Its 55 "optimists" who live or work in Des Plaines make it their mission to bring out the best in kids. Their slogan is "friend of youth."

Take this summer, when club members partnered with the Des Plaines Park District to host five movies in the park. They started with the baseball classic, "Sandlot," and built up to "Wizard of Oz" last month, that drew more than 200 people.

Their most recent project wrapped up at the end of August. After launching a first "school backpack campaign," members filled a sport utility vehicle with a brand new school supplies.

They included boxes of pens, pencils, colored pencils, markers, glue sticks, rulers, scissors, notebook paper, spiral notebooks, assignment notebooks, three-ring binders, pencil cases and backpacks.

They delivered their supplies to Plainfield Elementary School in Des Plaines, where they have a unique mentoring relationship already established.

"Supply lists get longer every year, and families are asked to contribute more and more," says Optimist Ruth Del Re of Palatine. "In this economy, it's difficult for parents to afford new supplies for all their children. We thought everyone deserves to get off to the right start with the right supplies."

Besides their own members, the club also received a generous donation from Runco Office Supply, a privately owned company in Elk Grove Village.

Principal Rene Carranza was thrilled with the donations and now makes them available to students as needed.

"The supplies were distributed first by teachers who identified a need in the first couple of weeks," Carranza says, "to students who were missing supplies, or had torn or no backpacks. Students also can approach me or their teacher with their needs. We have told them through our TV studio announcements to let us know about any needs they may have."

At Plainfield School, more than half of its students come from low income families, yet according to state education officials, more than 60 percent met or exceeded reading and mathematics standards last year.

Based on their academic performance, Plainfield School was named an Illinois Spotlight School last year by the Illinois Board of Education.

Turns out, the Optimist Club played a low-profile roll in heightening their academic skills.

Every year, students from the school compete in the Optimist International Oratorical Contest, which Carranza encourages.

He and the Optimists meet with students on Friday nights during the months leading up to the March contest to help them hone their speeches, while helping them relax and shore up their delivery.

"When some of the students start, they can barely look us in the eye," Del Re says. "Then, the weeks of practicing and memorizing start to pay off as students become more assured and confident."
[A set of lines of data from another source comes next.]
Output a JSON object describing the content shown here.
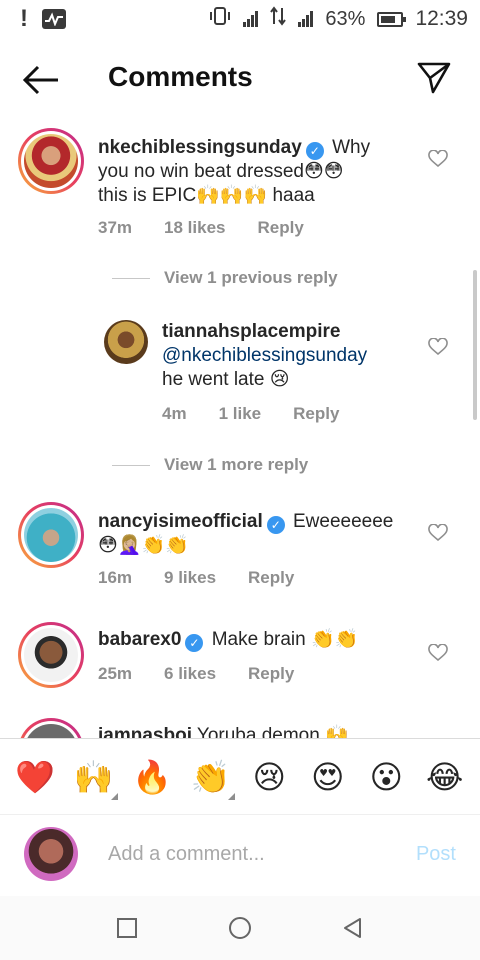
{
  "status_bar": {
    "battery": "63%",
    "time": "12:39",
    "icons": [
      "alert-icon",
      "activity-icon",
      "vibrate-icon",
      "signal-h-icon",
      "data-arrows-icon",
      "signal-h-plus-icon",
      "battery-icon"
    ]
  },
  "header": {
    "title": "Comments",
    "back_icon": "arrow-left-icon",
    "send_icon": "send-icon"
  },
  "comments": [
    {
      "username": "nkechiblessingsunday",
      "verified": true,
      "text_line1": " Why",
      "text_line2": "you no win beat dressed😳😳",
      "text_line3": "this is EPIC🙌🙌🙌 haaa",
      "time": "37m",
      "likes": "18 likes",
      "reply": "Reply"
    },
    {
      "username": "tiannahsplacempire",
      "mention": "@nkechiblessingsunday",
      "text": "he went late 😢",
      "time": "4m",
      "likes": "1 like",
      "reply": "Reply"
    },
    {
      "username": "nancyisimeofficial",
      "verified": true,
      "text_line1": " Eweeeeeee",
      "text_line2": "😳🤦🏼‍♀️👏👏",
      "time": "16m",
      "likes": "9 likes",
      "reply": "Reply"
    },
    {
      "username": "babarex0",
      "verified": true,
      "text": " Make brain 👏👏",
      "time": "25m",
      "likes": "6 likes",
      "reply": "Reply"
    },
    {
      "username": "iamnasboi",
      "text": " Yoruba demon 🙌"
    }
  ],
  "view_previous": "View 1 previous reply",
  "view_more": "View 1 more reply",
  "verified_mark": "✓",
  "emoji_bar": [
    "❤️",
    "🙌",
    "🔥",
    "👏",
    "😢",
    "😍",
    "😮",
    "😂"
  ],
  "add_comment": {
    "placeholder": "Add a comment...",
    "post_label": "Post"
  },
  "colors": {
    "verified": "#3897f0",
    "mention": "#003569",
    "meta": "#8e8e8e",
    "post_disabled": "#b2dffc"
  }
}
The contest dates back to 1928 within the international organization and nearly 2,000 clubs participate in it annually. It was designed, club members say, to give children a chance to speak to the world.

This year's topic? "If I were leader of the Free World, the first issue I would address would be - "